“Well, I hope things will be alright,” a kindly old lady hobbled off the bus said in farewell to the driver.
“Oh, that’ll be alright,” he snorted derisively.
I scrambled off the bus quickly, only to find myself disoriented about the city streets in the eagerness to see the city centre.
Glasgow – what do I say – the industrial looking, even more austere, yet more Europeanised city of Scotland – was a place that I took an instant liking to, for some inexplicable reason other than the fabulous and glamorous fashion and amazing streets.
“You’re really lucky,” said the sales lady in Lush Cosmetics (a place which I am always wont to go into in any country, state or county, given a sliver of a chance). “It’s not raining today.”
Not yet at least. I rounded Merchant’s corner, and promptly stepped into the Glasgow Museum of Modern Art, situated in a peculiarly Italian looking corner of the orderly, grid-designed city, and it poured the moment I finished my rounds in the museum and made my way down Buchanan Street.

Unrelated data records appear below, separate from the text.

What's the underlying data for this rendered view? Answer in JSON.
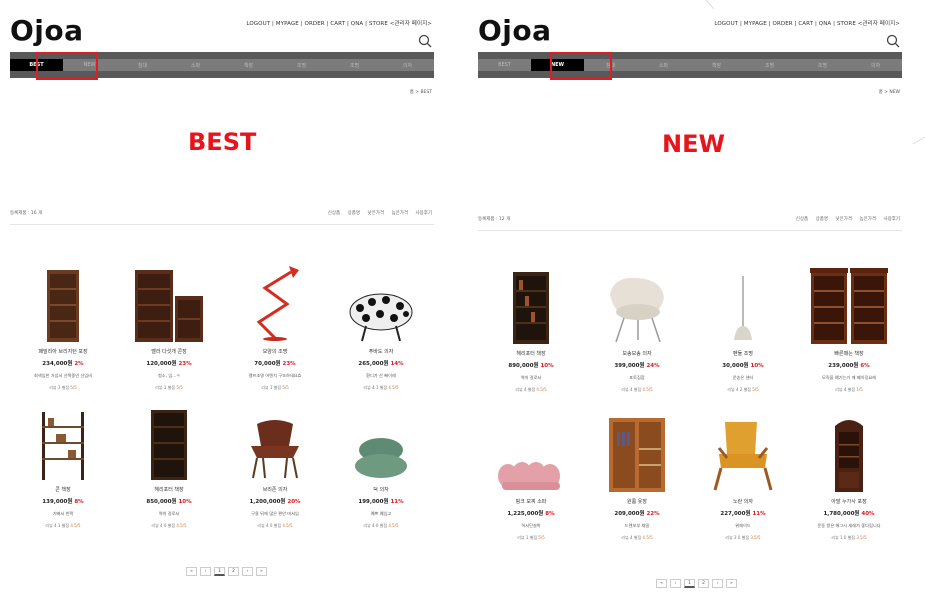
{
  "left": {
    "logo": "Ojoa",
    "toplinks": "LOGOUT | MYPAGE | ORDER | CART | QNA | STORE <관리자 페이지>",
    "nav": [
      "BEST",
      "NEW",
      "침대",
      "소파",
      "책장",
      "조명",
      "조명",
      "의자"
    ],
    "active": 0,
    "breadcrumb": "홈 > BEST",
    "title": "BEST",
    "count": "등록제품 : 16 개",
    "sorts": [
      "신상품",
      "상품명",
      "낮은가격",
      "높은가격",
      "사용후기"
    ],
    "products": [
      {
        "name": "패밀리아 브리지턴 포장",
        "price": "234,000원",
        "disc": "2%",
        "desc": "회색입한 가입서 선택중인 선입비",
        "rev": "리뷰 3 별점 ",
        "score": "5/5"
      },
      {
        "name": "벨라 다섯개 콘장",
        "price": "120,000원",
        "disc": "23%",
        "desc": "청소, 입...ㅋ",
        "rev": "리뷰 1 별점 ",
        "score": "5/5"
      },
      {
        "name": "모양의 조명",
        "price": "70,000원",
        "disc": "23%",
        "desc": "램프조명 어텐치 구조하네요효",
        "rev": "리뷰 1 별점 ",
        "score": "5/5"
      },
      {
        "name": "푸바도 의자",
        "price": "265,000원",
        "disc": "14%",
        "desc": "환디가 산 빠이레",
        "rev": "리뷰 4 1 별점 ",
        "score": "4.5/5"
      },
      {
        "name": "콘 책장",
        "price": "139,000원",
        "disc": "8%",
        "desc": "기뻐서 반짝",
        "rev": "리뷰 4 1 별점 ",
        "score": "4.5/5"
      },
      {
        "name": "헤리포터 책장",
        "price": "850,000원",
        "disc": "10%",
        "desc": "역쉬 걸로서",
        "rev": "리뷰 4 0 별점 ",
        "score": "4.5/5"
      },
      {
        "name": "브리존 의자",
        "price": "1,200,000원",
        "disc": "20%",
        "desc": "구용 뒤에 많은 편안 머서임",
        "rev": "리뷰 4 0 별점 ",
        "score": "4.5/5"
      },
      {
        "name": "덕 의자",
        "price": "199,000원",
        "disc": "11%",
        "desc": "예쁘 예입고",
        "rev": "리뷰 4 0 별점 ",
        "score": "4.5/5"
      }
    ],
    "pager": [
      "«",
      "‹",
      "1",
      "2",
      "›",
      "»"
    ]
  },
  "right": {
    "logo": "Ojoa",
    "toplinks": "LOGOUT | MYPAGE | ORDER | CART | QNA | STORE <관리자 페이지>",
    "nav": [
      "BEST",
      "NEW",
      "침대",
      "소파",
      "책장",
      "조명",
      "조명",
      "의자"
    ],
    "active": 1,
    "breadcrumb": "홈 > NEW",
    "title": "NEW",
    "count": "등록제품 : 12 개",
    "sorts": [
      "신상품",
      "상품명",
      "낮은가격",
      "높은가격",
      "사용후기"
    ],
    "products": [
      {
        "name": "헤리포터 책장",
        "price": "890,000원",
        "disc": "10%",
        "desc": "역쉬 걸로서",
        "rev": "리뷰 4 별점 ",
        "score": "4.5/5"
      },
      {
        "name": "보송보송 의자",
        "price": "399,000원",
        "disc": "24%",
        "desc": "포토집합",
        "rev": "리뷰 4 별점 ",
        "score": "4.5/5"
      },
      {
        "name": "펜둘 조명",
        "price": "30,000원",
        "disc": "10%",
        "desc": "운송은 센터",
        "rev": "리뷰 4 2 별점 ",
        "score": "5/5"
      },
      {
        "name": "빠른때는 책장",
        "price": "239,000원",
        "disc": "6%",
        "desc": "모직을 예기는가 께 페이징요래",
        "rev": "리뷰 4 별점 ",
        "score": "1/5"
      },
      {
        "name": "핑크 모찌 소파",
        "price": "1,225,000원",
        "disc": "8%",
        "desc": "허서단설박",
        "rev": "리뷰 1 별점 ",
        "score": "5/5"
      },
      {
        "name": "원룸 옷장",
        "price": "209,000원",
        "disc": "22%",
        "desc": "드렌보부 채밀",
        "rev": "리뷰 4 별점 ",
        "score": "4.5/5"
      },
      {
        "name": "노란 의자",
        "price": "227,000원",
        "disc": "11%",
        "desc": "위에이드",
        "rev": "리뷰 3 0 별점 ",
        "score": "3.5/5"
      },
      {
        "name": "아발 누가사 포장",
        "price": "1,780,000원",
        "disc": "40%",
        "desc": "운동 왕은 해그시 세레가 좋다립니다",
        "rev": "리뷰 1 0 별점 ",
        "score": "3.5/5"
      }
    ],
    "pager": [
      "«",
      "‹",
      "1",
      "2",
      "›",
      "»"
    ]
  },
  "colors": {
    "accent": "#e8141b",
    "nav": "#595959",
    "active": "#000000",
    "review": "#c87d3a"
  }
}
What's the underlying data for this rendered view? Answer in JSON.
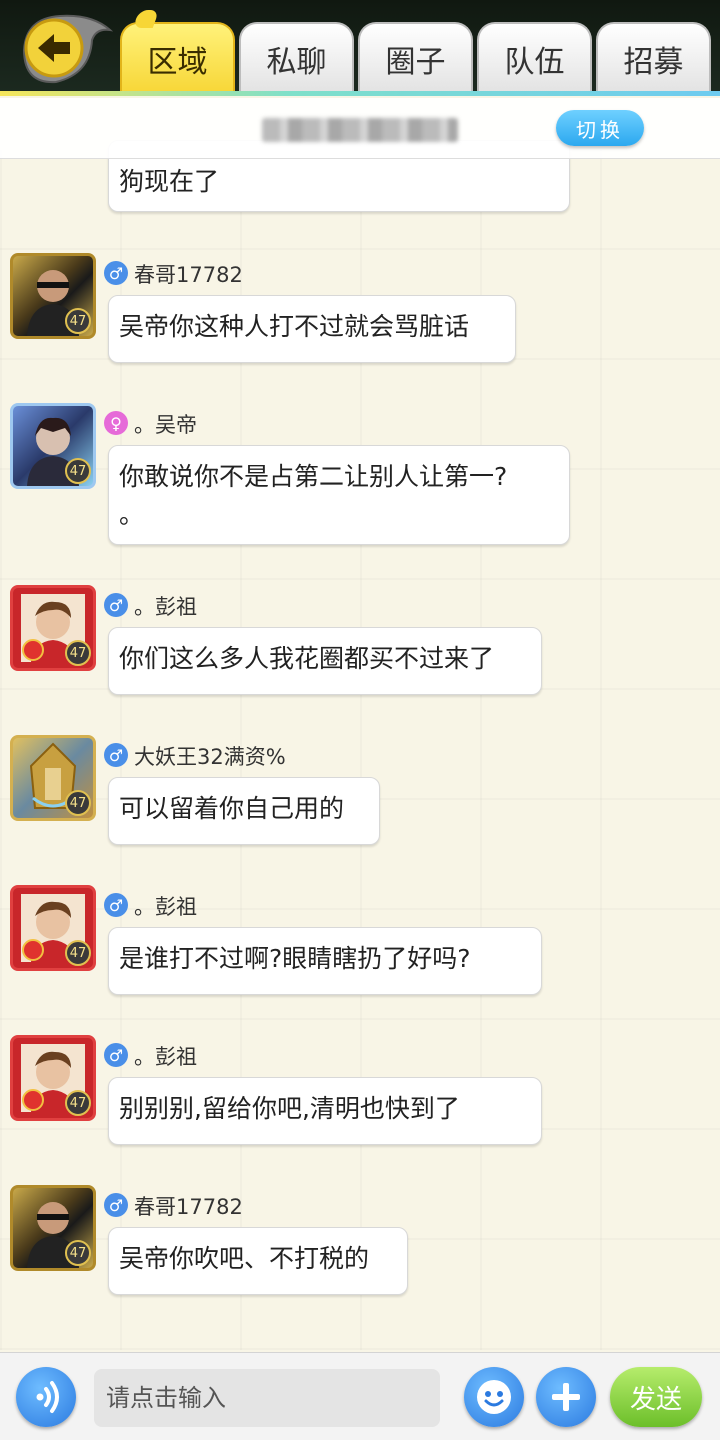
{
  "colors": {
    "accent": "#f7d636",
    "male": "#4a8fe8",
    "female": "#e66ad8",
    "send": "#6cbf2a",
    "icon_button": "#2b7ae0"
  },
  "header": {
    "back_icon": "back-arrow-icon",
    "tabs": [
      {
        "label": "区域",
        "active": true
      },
      {
        "label": "私聊",
        "active": false
      },
      {
        "label": "圈子",
        "active": false
      },
      {
        "label": "队伍",
        "active": false
      },
      {
        "label": "招募",
        "active": false
      }
    ],
    "switch_label": "切换"
  },
  "chat": {
    "partial_message": "狗现在了",
    "messages": [
      {
        "gender": "♂",
        "gender_type": "male",
        "name": "春哥17782",
        "level": "47",
        "text": "吴帝你这种人打不过就会骂脏话"
      },
      {
        "gender": "♀",
        "gender_type": "female",
        "name": "。吴帝",
        "level": "47",
        "text_lines": [
          "你敢说你不是占第二让别人让第一?",
          "。"
        ]
      },
      {
        "gender": "♂",
        "gender_type": "male",
        "name": "。彭祖",
        "level": "47",
        "text": "你们这么多人我花圈都买不过来了"
      },
      {
        "gender": "♂",
        "gender_type": "male",
        "name": "大妖王32满资%",
        "level": "47",
        "text": "可以留着你自己用的"
      },
      {
        "gender": "♂",
        "gender_type": "male",
        "name": "。彭祖",
        "level": "47",
        "text": "是谁打不过啊?眼睛瞎扔了好吗?"
      },
      {
        "gender": "♂",
        "gender_type": "male",
        "name": "。彭祖",
        "level": "47",
        "text": "别别别,留给你吧,清明也快到了"
      },
      {
        "gender": "♂",
        "gender_type": "male",
        "name": "春哥17782",
        "level": "47",
        "text": "吴帝你吹吧、不打税的"
      }
    ]
  },
  "footer": {
    "voice_icon": "voice-icon",
    "input_placeholder": "请点击输入",
    "emoji_icon": "emoji-icon",
    "plus_icon": "plus-icon",
    "send_label": "发送"
  }
}
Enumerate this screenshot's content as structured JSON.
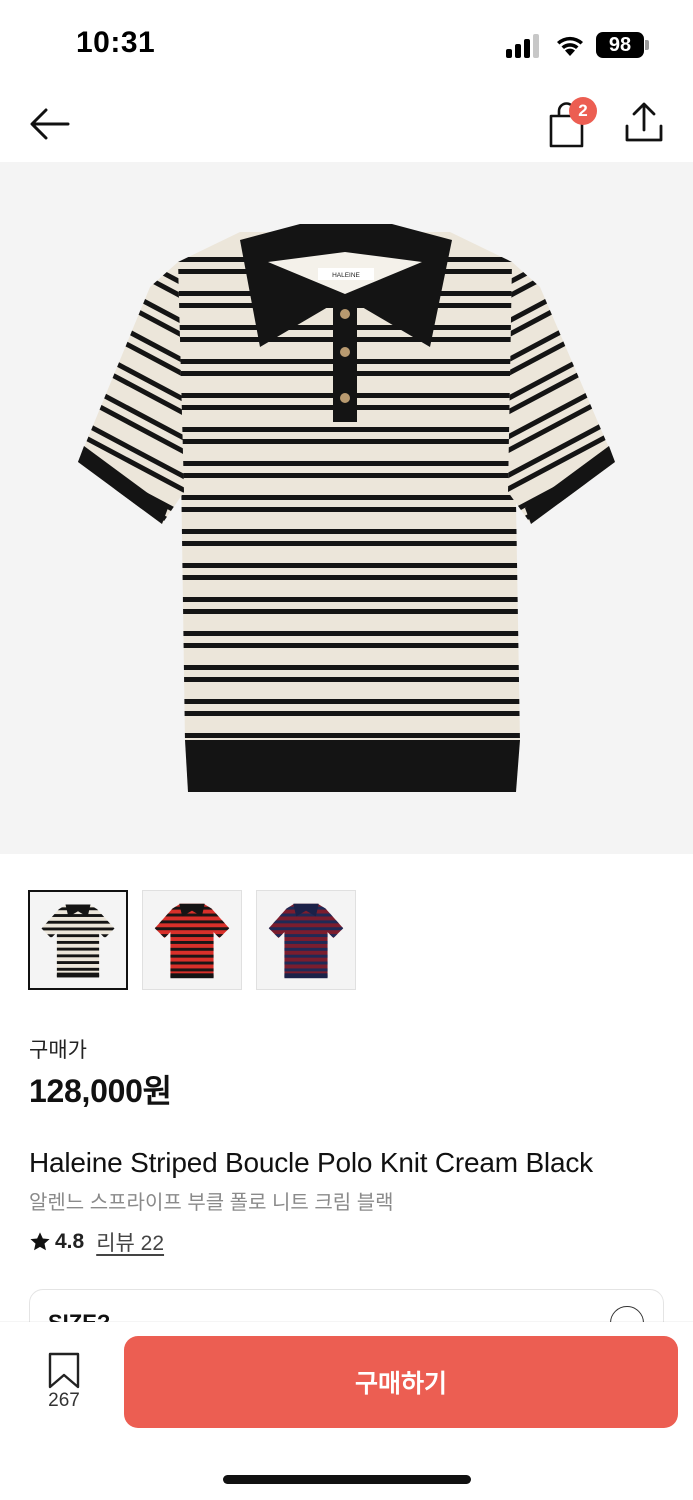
{
  "status_bar": {
    "time": "10:31",
    "battery": "98"
  },
  "nav": {
    "back_icon": "arrow-left-icon",
    "bag_icon": "shopping-bag-icon",
    "bag_count": "2",
    "share_icon": "share-icon"
  },
  "product": {
    "price_label": "구매가",
    "price": "128,000원",
    "name_en": "Haleine Striped Boucle Polo Knit Cream Black",
    "name_ko": "알렌느 스프라이프 부클 폴로 니트 크림 블랙",
    "rating": "4.8",
    "review_link": "리뷰 22",
    "brand_tag": "HALEINE"
  },
  "thumbnails": [
    {
      "color": "cream-black",
      "stripe_a": "#ece6da",
      "stripe_b": "#141414",
      "collar": "#141414",
      "selected": true
    },
    {
      "color": "red-black",
      "stripe_a": "#d8302a",
      "stripe_b": "#1a1616",
      "collar": "#141414",
      "selected": false
    },
    {
      "color": "navy-burgundy",
      "stripe_a": "#7b1d2e",
      "stripe_b": "#1f2a56",
      "collar": "#1b2148",
      "selected": false
    }
  ],
  "size_selector": {
    "label": "SIZE?"
  },
  "bottom_bar": {
    "wish_count": "267",
    "buy_label": "구매하기"
  },
  "colors": {
    "accent": "#ec5e52",
    "badge": "#ec5e52",
    "hero_bg": "#f4f4f4"
  }
}
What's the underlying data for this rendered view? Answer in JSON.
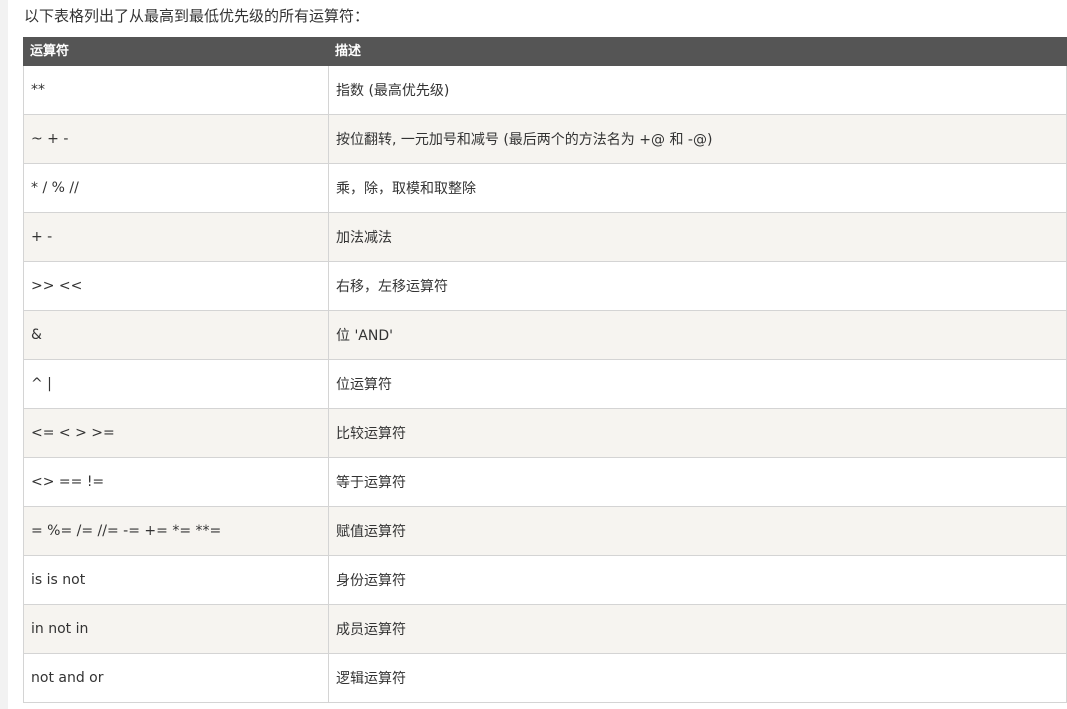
{
  "intro_text": "以下表格列出了从最高到最低优先级的所有运算符：",
  "table": {
    "headers": [
      "运算符",
      "描述"
    ],
    "rows": [
      {
        "operator": "**",
        "description": "指数 (最高优先级)"
      },
      {
        "operator": "~ + -",
        "description": "按位翻转, 一元加号和减号 (最后两个的方法名为 +@ 和 -@)"
      },
      {
        "operator": "* / % //",
        "description": "乘，除，取模和取整除"
      },
      {
        "operator": "+ -",
        "description": "加法减法"
      },
      {
        "operator": ">> <<",
        "description": "右移，左移运算符"
      },
      {
        "operator": "&",
        "description": "位 'AND'"
      },
      {
        "operator": "^ |",
        "description": "位运算符"
      },
      {
        "operator": "<= < > >=",
        "description": "比较运算符"
      },
      {
        "operator": "<> == !=",
        "description": "等于运算符"
      },
      {
        "operator": "= %= /= //= -= += *= **=",
        "description": "赋值运算符"
      },
      {
        "operator": "is is not",
        "description": "身份运算符"
      },
      {
        "operator": "in not in",
        "description": "成员运算符"
      },
      {
        "operator": "not and or",
        "description": "逻辑运算符"
      }
    ]
  },
  "colors": {
    "header_bg": "#555555",
    "header_text": "#ffffff",
    "row_alt_bg": "#f6f4f0",
    "border": "#d4d4d4",
    "text": "#333333"
  }
}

It is difficult to rave about Glasgow in the typical way I rave about most places and being there only for a couple of hours would make this a rather hypocritical post to do so. It was however – despite the rather gritty centre and industrial façade – the vibrancy and the cosmopolitanism of the city that seemed to have impressed me the most.
More importantly, return journey was skirmish-free, and for that, I was thankful.
What I was not thankful for however, was that blasted firm alarm which went off when I was in bed later that night.